Extracted records
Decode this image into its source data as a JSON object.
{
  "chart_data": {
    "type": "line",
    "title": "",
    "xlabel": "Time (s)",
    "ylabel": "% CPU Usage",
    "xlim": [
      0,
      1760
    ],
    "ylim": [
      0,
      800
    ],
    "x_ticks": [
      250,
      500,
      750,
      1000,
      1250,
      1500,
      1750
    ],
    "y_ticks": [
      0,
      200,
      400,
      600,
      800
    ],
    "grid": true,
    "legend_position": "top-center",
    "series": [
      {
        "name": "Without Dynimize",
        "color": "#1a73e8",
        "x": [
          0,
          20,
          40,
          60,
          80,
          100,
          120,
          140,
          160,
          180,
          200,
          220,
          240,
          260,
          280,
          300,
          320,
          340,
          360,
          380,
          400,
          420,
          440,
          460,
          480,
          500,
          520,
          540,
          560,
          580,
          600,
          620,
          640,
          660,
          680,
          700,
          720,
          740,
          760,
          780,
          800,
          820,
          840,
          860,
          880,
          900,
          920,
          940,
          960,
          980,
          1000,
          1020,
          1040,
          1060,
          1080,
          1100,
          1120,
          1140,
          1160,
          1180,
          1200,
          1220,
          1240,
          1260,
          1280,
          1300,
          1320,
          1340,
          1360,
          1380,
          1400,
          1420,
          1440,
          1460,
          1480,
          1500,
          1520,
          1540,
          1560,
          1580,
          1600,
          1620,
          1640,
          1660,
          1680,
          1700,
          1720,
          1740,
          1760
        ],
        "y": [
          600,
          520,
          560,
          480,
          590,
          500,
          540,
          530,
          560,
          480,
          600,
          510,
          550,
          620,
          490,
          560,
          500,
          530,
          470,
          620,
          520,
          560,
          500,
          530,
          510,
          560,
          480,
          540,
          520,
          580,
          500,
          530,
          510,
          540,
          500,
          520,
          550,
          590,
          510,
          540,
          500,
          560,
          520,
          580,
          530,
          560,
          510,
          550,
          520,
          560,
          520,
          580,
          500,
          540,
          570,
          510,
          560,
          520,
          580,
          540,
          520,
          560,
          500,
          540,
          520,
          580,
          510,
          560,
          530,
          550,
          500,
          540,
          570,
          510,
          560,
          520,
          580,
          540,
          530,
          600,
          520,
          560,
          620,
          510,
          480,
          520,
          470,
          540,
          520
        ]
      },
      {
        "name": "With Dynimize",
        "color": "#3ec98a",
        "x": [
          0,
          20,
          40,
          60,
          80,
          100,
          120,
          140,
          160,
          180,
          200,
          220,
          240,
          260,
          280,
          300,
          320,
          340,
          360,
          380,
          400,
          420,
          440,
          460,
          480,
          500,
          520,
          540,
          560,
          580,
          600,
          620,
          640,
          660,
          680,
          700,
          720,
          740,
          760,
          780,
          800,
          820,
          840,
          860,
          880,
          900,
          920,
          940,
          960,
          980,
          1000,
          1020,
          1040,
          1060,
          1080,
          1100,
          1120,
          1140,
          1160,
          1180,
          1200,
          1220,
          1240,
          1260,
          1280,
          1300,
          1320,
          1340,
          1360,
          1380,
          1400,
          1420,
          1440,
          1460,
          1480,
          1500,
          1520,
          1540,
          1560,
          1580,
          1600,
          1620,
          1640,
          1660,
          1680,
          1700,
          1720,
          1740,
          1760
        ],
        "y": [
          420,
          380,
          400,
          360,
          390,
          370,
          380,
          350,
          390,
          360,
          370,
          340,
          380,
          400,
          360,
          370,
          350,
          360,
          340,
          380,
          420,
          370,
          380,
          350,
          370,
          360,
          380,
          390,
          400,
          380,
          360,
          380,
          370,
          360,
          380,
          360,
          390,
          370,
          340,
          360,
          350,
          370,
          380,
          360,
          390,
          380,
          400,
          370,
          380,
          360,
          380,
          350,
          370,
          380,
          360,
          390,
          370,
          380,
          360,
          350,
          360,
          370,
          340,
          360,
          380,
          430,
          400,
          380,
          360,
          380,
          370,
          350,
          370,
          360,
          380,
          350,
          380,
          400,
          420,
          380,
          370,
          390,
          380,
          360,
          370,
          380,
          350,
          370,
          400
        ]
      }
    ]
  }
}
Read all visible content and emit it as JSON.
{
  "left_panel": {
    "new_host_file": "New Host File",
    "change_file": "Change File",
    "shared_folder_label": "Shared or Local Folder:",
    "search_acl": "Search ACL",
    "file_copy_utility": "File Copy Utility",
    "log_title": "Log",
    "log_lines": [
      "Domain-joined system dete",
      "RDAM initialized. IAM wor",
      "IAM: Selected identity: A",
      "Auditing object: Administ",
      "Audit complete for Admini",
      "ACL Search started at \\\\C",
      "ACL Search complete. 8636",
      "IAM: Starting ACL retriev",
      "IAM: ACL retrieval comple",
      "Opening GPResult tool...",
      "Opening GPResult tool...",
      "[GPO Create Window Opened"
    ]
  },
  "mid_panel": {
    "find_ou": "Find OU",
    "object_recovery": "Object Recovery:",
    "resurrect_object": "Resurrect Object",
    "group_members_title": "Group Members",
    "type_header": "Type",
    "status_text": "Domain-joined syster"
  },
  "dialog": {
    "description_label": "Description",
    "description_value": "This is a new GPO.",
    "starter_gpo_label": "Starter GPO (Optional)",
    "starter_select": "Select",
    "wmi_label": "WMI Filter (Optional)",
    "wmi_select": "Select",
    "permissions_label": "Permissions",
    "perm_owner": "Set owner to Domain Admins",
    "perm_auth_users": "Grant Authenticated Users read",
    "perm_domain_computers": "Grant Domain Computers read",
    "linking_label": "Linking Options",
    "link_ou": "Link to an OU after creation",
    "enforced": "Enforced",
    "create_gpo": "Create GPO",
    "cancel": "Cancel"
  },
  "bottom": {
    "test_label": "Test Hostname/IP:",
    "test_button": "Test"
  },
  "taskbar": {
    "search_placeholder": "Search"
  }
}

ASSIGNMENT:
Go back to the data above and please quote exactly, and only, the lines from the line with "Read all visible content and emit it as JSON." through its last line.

TASK RESPONSE:
Read all visible content and emit it as JSON.
{
  "left_panel": {
    "new_host_file": "New Host File",
    "change_file": "Change File",
    "shared_folder_label": "Shared or Local Folder:",
    "search_acl": "Search ACL",
    "file_copy_utility": "File Copy Utility",
    "log_title": "Log",
    "log_lines": [
      "Domain-joined system dete",
      "RDAM initialized. IAM wor",
      "IAM: Selected identity: A",
      "Auditing object: Administ",
      "Audit complete for Admini",
      "ACL Search started at \\\\C",
      "ACL Search complete. 8636",
      "IAM: Starting ACL retriev",
      "IAM: ACL retrieval comple",
      "Opening GPResult tool...",
      "Opening GPResult tool...",
      "[GPO Create Window Opened"
    ]
  },
  "mid_panel": {
    "find_ou": "Find OU",
    "object_recovery": "Object Recovery:",
    "resurrect_object": "Resurrect Object",
    "group_members_title": "Group Members",
    "type_header": "Type",
    "status_text": "Domain-joined syster"
  },
  "dialog": {
    "description_label": "Description",
    "description_value": "This is a new GPO.",
    "starter_gpo_label": "Starter GPO (Optional)",
    "starter_select": "Select",
    "wmi_label": "WMI Filter (Optional)",
    "wmi_select": "Select",
    "permissions_label": "Permissions",
    "perm_owner": "Set owner to Domain Admins",
    "perm_auth_users": "Grant Authenticated Users read",
    "perm_domain_computers": "Grant Domain Computers read",
    "linking_label": "Linking Options",
    "link_ou": "Link to an OU after creation",
    "enforced": "Enforced",
    "create_gpo": "Create GPO",
    "cancel": "Cancel"
  },
  "bottom": {
    "test_label": "Test Hostname/IP:",
    "test_button": "Test"
  },
  "taskbar": {
    "search_placeholder": "Search"
  }
}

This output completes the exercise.